About this task: From first line to last, give the records again word for word and omit the pictures.

Working data:
>>
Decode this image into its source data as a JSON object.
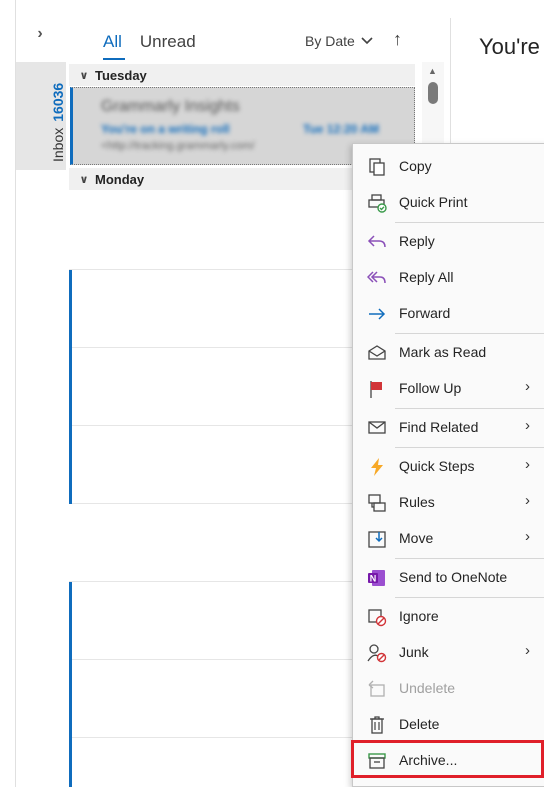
{
  "rail": {
    "expand_glyph": "›",
    "folder_name": "Inbox",
    "unread_count": "16036"
  },
  "list": {
    "tabs": [
      {
        "label": "All",
        "active": true
      },
      {
        "label": "Unread",
        "active": false
      }
    ],
    "sort_label": "By Date",
    "sort_direction_glyph": "↑",
    "groups": [
      {
        "label": "Tuesday"
      },
      {
        "label": "Monday"
      }
    ],
    "selected_message": {
      "sender": "Grammarly Insights",
      "subject": "You're on a writing roll",
      "time": "Tue 12:20 AM",
      "preview": "<http://tracking.grammarly.com/"
    }
  },
  "reading": {
    "title": "You're"
  },
  "context_menu": {
    "items": [
      {
        "label": "Copy",
        "icon": "copy-icon",
        "submenu": false,
        "disabled": false
      },
      {
        "label": "Quick Print",
        "icon": "print-icon",
        "submenu": false,
        "disabled": false
      },
      {
        "label": "Reply",
        "icon": "reply-icon",
        "submenu": false,
        "disabled": false
      },
      {
        "label": "Reply All",
        "icon": "reply-all-icon",
        "submenu": false,
        "disabled": false
      },
      {
        "label": "Forward",
        "icon": "forward-icon",
        "submenu": false,
        "disabled": false
      },
      {
        "label": "Mark as Read",
        "icon": "envelope-open-icon",
        "submenu": false,
        "disabled": false
      },
      {
        "label": "Follow Up",
        "icon": "flag-icon",
        "submenu": true,
        "disabled": false
      },
      {
        "label": "Find Related",
        "icon": "find-related-icon",
        "submenu": true,
        "disabled": false
      },
      {
        "label": "Quick Steps",
        "icon": "lightning-icon",
        "submenu": true,
        "disabled": false
      },
      {
        "label": "Rules",
        "icon": "rules-icon",
        "submenu": true,
        "disabled": false
      },
      {
        "label": "Move",
        "icon": "move-icon",
        "submenu": true,
        "disabled": false
      },
      {
        "label": "Send to OneNote",
        "icon": "onenote-icon",
        "submenu": false,
        "disabled": false
      },
      {
        "label": "Ignore",
        "icon": "ignore-icon",
        "submenu": false,
        "disabled": false
      },
      {
        "label": "Junk",
        "icon": "junk-icon",
        "submenu": true,
        "disabled": false
      },
      {
        "label": "Undelete",
        "icon": "undelete-icon",
        "submenu": false,
        "disabled": true
      },
      {
        "label": "Delete",
        "icon": "trash-icon",
        "submenu": false,
        "disabled": false
      },
      {
        "label": "Archive...",
        "icon": "archive-icon",
        "submenu": false,
        "disabled": false
      }
    ],
    "submenu_glyph": "›"
  },
  "colors": {
    "accent": "#0f6cbd",
    "highlight_border": "#e0202a",
    "onenote": "#7719aa",
    "flag": "#d13438",
    "lightning": "#f7a826",
    "archive": "#3a9a4a"
  }
}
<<
Exercise output:
Decode this image into its source data as a JSON object.
{
  "rail": {
    "expand_glyph": "›",
    "folder_name": "Inbox",
    "unread_count": "16036"
  },
  "list": {
    "tabs": [
      {
        "label": "All",
        "active": true
      },
      {
        "label": "Unread",
        "active": false
      }
    ],
    "sort_label": "By Date",
    "sort_direction_glyph": "↑",
    "groups": [
      {
        "label": "Tuesday"
      },
      {
        "label": "Monday"
      }
    ],
    "selected_message": {
      "sender": "Grammarly Insights",
      "subject": "You're on a writing roll",
      "time": "Tue 12:20 AM",
      "preview": "<http://tracking.grammarly.com/"
    }
  },
  "reading": {
    "title": "You're"
  },
  "context_menu": {
    "items": [
      {
        "label": "Copy",
        "icon": "copy-icon",
        "submenu": false,
        "disabled": false
      },
      {
        "label": "Quick Print",
        "icon": "print-icon",
        "submenu": false,
        "disabled": false
      },
      {
        "label": "Reply",
        "icon": "reply-icon",
        "submenu": false,
        "disabled": false
      },
      {
        "label": "Reply All",
        "icon": "reply-all-icon",
        "submenu": false,
        "disabled": false
      },
      {
        "label": "Forward",
        "icon": "forward-icon",
        "submenu": false,
        "disabled": false
      },
      {
        "label": "Mark as Read",
        "icon": "envelope-open-icon",
        "submenu": false,
        "disabled": false
      },
      {
        "label": "Follow Up",
        "icon": "flag-icon",
        "submenu": true,
        "disabled": false
      },
      {
        "label": "Find Related",
        "icon": "find-related-icon",
        "submenu": true,
        "disabled": false
      },
      {
        "label": "Quick Steps",
        "icon": "lightning-icon",
        "submenu": true,
        "disabled": false
      },
      {
        "label": "Rules",
        "icon": "rules-icon",
        "submenu": true,
        "disabled": false
      },
      {
        "label": "Move",
        "icon": "move-icon",
        "submenu": true,
        "disabled": false
      },
      {
        "label": "Send to OneNote",
        "icon": "onenote-icon",
        "submenu": false,
        "disabled": false
      },
      {
        "label": "Ignore",
        "icon": "ignore-icon",
        "submenu": false,
        "disabled": false
      },
      {
        "label": "Junk",
        "icon": "junk-icon",
        "submenu": true,
        "disabled": false
      },
      {
        "label": "Undelete",
        "icon": "undelete-icon",
        "submenu": false,
        "disabled": true
      },
      {
        "label": "Delete",
        "icon": "trash-icon",
        "submenu": false,
        "disabled": false
      },
      {
        "label": "Archive...",
        "icon": "archive-icon",
        "submenu": false,
        "disabled": false
      }
    ],
    "submenu_glyph": "›"
  },
  "colors": {
    "accent": "#0f6cbd",
    "highlight_border": "#e0202a",
    "onenote": "#7719aa",
    "flag": "#d13438",
    "lightning": "#f7a826",
    "archive": "#3a9a4a"
  }
}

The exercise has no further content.